> **YOUR TASK**: An exact reprint of all the records is the expected answer.

+-------+

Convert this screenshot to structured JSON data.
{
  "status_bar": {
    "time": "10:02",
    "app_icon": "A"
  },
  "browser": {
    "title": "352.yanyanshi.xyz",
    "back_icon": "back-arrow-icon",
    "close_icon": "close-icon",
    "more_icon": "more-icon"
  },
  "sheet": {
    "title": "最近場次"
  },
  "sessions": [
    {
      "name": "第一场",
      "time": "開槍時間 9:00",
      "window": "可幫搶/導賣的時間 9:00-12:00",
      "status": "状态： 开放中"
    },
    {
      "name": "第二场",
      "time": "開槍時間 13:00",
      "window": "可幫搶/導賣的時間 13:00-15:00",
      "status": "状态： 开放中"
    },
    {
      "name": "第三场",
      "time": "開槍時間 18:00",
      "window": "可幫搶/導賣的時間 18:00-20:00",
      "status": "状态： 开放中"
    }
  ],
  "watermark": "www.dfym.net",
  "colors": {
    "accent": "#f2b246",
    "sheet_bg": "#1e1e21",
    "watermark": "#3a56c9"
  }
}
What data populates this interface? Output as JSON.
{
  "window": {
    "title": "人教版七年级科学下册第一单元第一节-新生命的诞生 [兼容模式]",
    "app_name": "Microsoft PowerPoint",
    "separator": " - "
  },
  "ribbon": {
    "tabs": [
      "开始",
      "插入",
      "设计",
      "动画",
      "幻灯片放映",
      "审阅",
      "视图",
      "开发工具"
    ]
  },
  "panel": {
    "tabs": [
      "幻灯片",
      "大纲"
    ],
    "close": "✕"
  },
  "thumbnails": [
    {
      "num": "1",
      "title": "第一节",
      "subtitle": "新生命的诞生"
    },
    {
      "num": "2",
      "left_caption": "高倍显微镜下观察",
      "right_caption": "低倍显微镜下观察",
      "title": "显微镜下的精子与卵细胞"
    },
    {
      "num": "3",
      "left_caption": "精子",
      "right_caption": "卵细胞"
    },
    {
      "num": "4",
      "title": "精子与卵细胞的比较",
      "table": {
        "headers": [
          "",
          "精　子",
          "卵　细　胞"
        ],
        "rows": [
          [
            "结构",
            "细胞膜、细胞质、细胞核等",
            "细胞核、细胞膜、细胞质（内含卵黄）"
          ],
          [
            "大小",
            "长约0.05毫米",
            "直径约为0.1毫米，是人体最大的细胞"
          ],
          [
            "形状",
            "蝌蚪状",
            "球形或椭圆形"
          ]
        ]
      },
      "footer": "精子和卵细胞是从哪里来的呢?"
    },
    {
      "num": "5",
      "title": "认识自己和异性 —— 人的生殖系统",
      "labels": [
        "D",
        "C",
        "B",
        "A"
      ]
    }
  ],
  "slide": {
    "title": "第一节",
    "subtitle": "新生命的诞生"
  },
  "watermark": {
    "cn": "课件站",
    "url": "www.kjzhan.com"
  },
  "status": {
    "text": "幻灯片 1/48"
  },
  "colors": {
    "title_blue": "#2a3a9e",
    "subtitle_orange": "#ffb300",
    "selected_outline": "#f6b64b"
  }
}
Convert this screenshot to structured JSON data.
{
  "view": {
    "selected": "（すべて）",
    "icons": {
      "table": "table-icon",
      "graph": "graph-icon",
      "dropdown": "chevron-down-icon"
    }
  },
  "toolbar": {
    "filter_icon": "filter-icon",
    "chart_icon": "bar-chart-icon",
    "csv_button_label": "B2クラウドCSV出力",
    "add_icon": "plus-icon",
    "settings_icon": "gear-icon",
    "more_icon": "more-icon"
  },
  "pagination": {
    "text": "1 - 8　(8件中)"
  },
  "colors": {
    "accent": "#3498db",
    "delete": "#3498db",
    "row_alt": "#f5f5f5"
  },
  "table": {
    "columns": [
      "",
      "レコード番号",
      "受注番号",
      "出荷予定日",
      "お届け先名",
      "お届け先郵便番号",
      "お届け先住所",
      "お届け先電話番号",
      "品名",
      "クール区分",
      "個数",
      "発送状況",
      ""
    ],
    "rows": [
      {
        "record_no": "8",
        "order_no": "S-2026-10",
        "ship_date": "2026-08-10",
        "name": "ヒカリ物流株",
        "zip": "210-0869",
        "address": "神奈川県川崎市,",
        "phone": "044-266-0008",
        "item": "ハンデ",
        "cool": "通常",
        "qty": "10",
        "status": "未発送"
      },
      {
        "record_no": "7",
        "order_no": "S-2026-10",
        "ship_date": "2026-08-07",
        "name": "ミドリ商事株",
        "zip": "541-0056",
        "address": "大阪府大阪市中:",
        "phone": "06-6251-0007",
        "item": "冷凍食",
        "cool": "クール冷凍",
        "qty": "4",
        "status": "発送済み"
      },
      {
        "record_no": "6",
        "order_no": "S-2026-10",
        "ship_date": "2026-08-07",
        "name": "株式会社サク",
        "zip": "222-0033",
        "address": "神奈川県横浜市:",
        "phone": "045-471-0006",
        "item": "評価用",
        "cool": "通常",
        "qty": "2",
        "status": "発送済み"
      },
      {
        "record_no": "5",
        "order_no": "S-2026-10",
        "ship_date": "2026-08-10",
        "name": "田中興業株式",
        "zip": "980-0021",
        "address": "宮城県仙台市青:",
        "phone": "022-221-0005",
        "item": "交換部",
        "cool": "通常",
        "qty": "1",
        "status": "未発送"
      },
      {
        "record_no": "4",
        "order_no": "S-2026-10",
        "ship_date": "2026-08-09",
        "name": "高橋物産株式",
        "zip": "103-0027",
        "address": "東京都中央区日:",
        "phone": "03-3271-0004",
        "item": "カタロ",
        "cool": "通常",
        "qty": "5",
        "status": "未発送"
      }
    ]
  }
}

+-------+

> **EXERCISE RESPONSE**:
Convert this screenshot to structured JSON data.
{
  "status_bar": {
    "time": "10:02",
    "app_icon": "A"
  },
  "browser": {
    "title": "352.yanyanshi.xyz",
    "back_icon": "back-arrow-icon",
    "close_icon": "close-icon",
    "more_icon": "more-icon"
  },
  "sheet": {
    "title": "最近場次"
  },
  "sessions": [
    {
      "name": "第一场",
      "time": "開槍時間 9:00",
      "window": "可幫搶/導賣的時間 9:00-12:00",
      "status": "状态： 开放中"
    },
    {
      "name": "第二场",
      "time": "開槍時間 13:00",
      "window": "可幫搶/導賣的時間 13:00-15:00",
      "status": "状态： 开放中"
    },
    {
      "name": "第三场",
      "time": "開槍時間 18:00",
      "window": "可幫搶/導賣的時間 18:00-20:00",
      "status": "状态： 开放中"
    }
  ],
  "watermark": "www.dfym.net",
  "colors": {
    "accent": "#f2b246",
    "sheet_bg": "#1e1e21",
    "watermark": "#3a56c9"
  }
}
What data populates this interface? Output as JSON.
{
  "window": {
    "title": "人教版七年级科学下册第一单元第一节-新生命的诞生 [兼容模式]",
    "app_name": "Microsoft PowerPoint",
    "separator": " - "
  },
  "ribbon": {
    "tabs": [
      "开始",
      "插入",
      "设计",
      "动画",
      "幻灯片放映",
      "审阅",
      "视图",
      "开发工具"
    ]
  },
  "panel": {
    "tabs": [
      "幻灯片",
      "大纲"
    ],
    "close": "✕"
  },
  "thumbnails": [
    {
      "num": "1",
      "title": "第一节",
      "subtitle": "新生命的诞生"
    },
    {
      "num": "2",
      "left_caption": "高倍显微镜下观察",
      "right_caption": "低倍显微镜下观察",
      "title": "显微镜下的精子与卵细胞"
    },
    {
      "num": "3",
      "left_caption": "精子",
      "right_caption": "卵细胞"
    },
    {
      "num": "4",
      "title": "精子与卵细胞的比较",
      "table": {
        "headers": [
          "",
          "精　子",
          "卵　细　胞"
        ],
        "rows": [
          [
            "结构",
            "细胞膜、细胞质、细胞核等",
            "细胞核、细胞膜、细胞质（内含卵黄）"
          ],
          [
            "大小",
            "长约0.05毫米",
            "直径约为0.1毫米，是人体最大的细胞"
          ],
          [
            "形状",
            "蝌蚪状",
            "球形或椭圆形"
          ]
        ]
      },
      "footer": "精子和卵细胞是从哪里来的呢?"
    },
    {
      "num": "5",
      "title": "认识自己和异性 —— 人的生殖系统",
      "labels": [
        "D",
        "C",
        "B",
        "A"
      ]
    }
  ],
  "slide": {
    "title": "第一节",
    "subtitle": "新生命的诞生"
  },
  "watermark": {
    "cn": "课件站",
    "url": "www.kjzhan.com"
  },
  "status": {
    "text": "幻灯片 1/48"
  },
  "colors": {
    "title_blue": "#2a3a9e",
    "subtitle_orange": "#ffb300",
    "selected_outline": "#f6b64b"
  }
}
Convert this screenshot to structured JSON data.
{
  "view": {
    "selected": "（すべて）",
    "icons": {
      "table": "table-icon",
      "graph": "graph-icon",
      "dropdown": "chevron-down-icon"
    }
  },
  "toolbar": {
    "filter_icon": "filter-icon",
    "chart_icon": "bar-chart-icon",
    "csv_button_label": "B2クラウドCSV出力",
    "add_icon": "plus-icon",
    "settings_icon": "gear-icon",
    "more_icon": "more-icon"
  },
  "pagination": {
    "text": "1 - 8　(8件中)"
  },
  "colors": {
    "accent": "#3498db",
    "delete": "#3498db",
    "row_alt": "#f5f5f5"
  },
  "table": {
    "columns": [
      "",
      "レコード番号",
      "受注番号",
      "出荷予定日",
      "お届け先名",
      "お届け先郵便番号",
      "お届け先住所",
      "お届け先電話番号",
      "品名",
      "クール区分",
      "個数",
      "発送状況",
      ""
    ],
    "rows": [
      {
        "record_no": "8",
        "order_no": "S-2026-10",
        "ship_date": "2026-08-10",
        "name": "ヒカリ物流株",
        "zip": "210-0869",
        "address": "神奈川県川崎市,",
        "phone": "044-266-0008",
        "item": "ハンデ",
        "cool": "通常",
        "qty": "10",
        "status": "未発送"
      },
      {
        "record_no": "7",
        "order_no": "S-2026-10",
        "ship_date": "2026-08-07",
        "name": "ミドリ商事株",
        "zip": "541-0056",
        "address": "大阪府大阪市中:",
        "phone": "06-6251-0007",
        "item": "冷凍食",
        "cool": "クール冷凍",
        "qty": "4",
        "status": "発送済み"
      },
      {
        "record_no": "6",
        "order_no": "S-2026-10",
        "ship_date": "2026-08-07",
        "name": "株式会社サク",
        "zip": "222-0033",
        "address": "神奈川県横浜市:",
        "phone": "045-471-0006",
        "item": "評価用",
        "cool": "通常",
        "qty": "2",
        "status": "発送済み"
      },
      {
        "record_no": "5",
        "order_no": "S-2026-10",
        "ship_date": "2026-08-10",
        "name": "田中興業株式",
        "zip": "980-0021",
        "address": "宮城県仙台市青:",
        "phone": "022-221-0005",
        "item": "交換部",
        "cool": "通常",
        "qty": "1",
        "status": "未発送"
      },
      {
        "record_no": "4",
        "order_no": "S-2026-10",
        "ship_date": "2026-08-09",
        "name": "高橋物産株式",
        "zip": "103-0027",
        "address": "東京都中央区日:",
        "phone": "03-3271-0004",
        "item": "カタロ",
        "cool": "通常",
        "qty": "5",
        "status": "未発送"
      }
    ]
  }
}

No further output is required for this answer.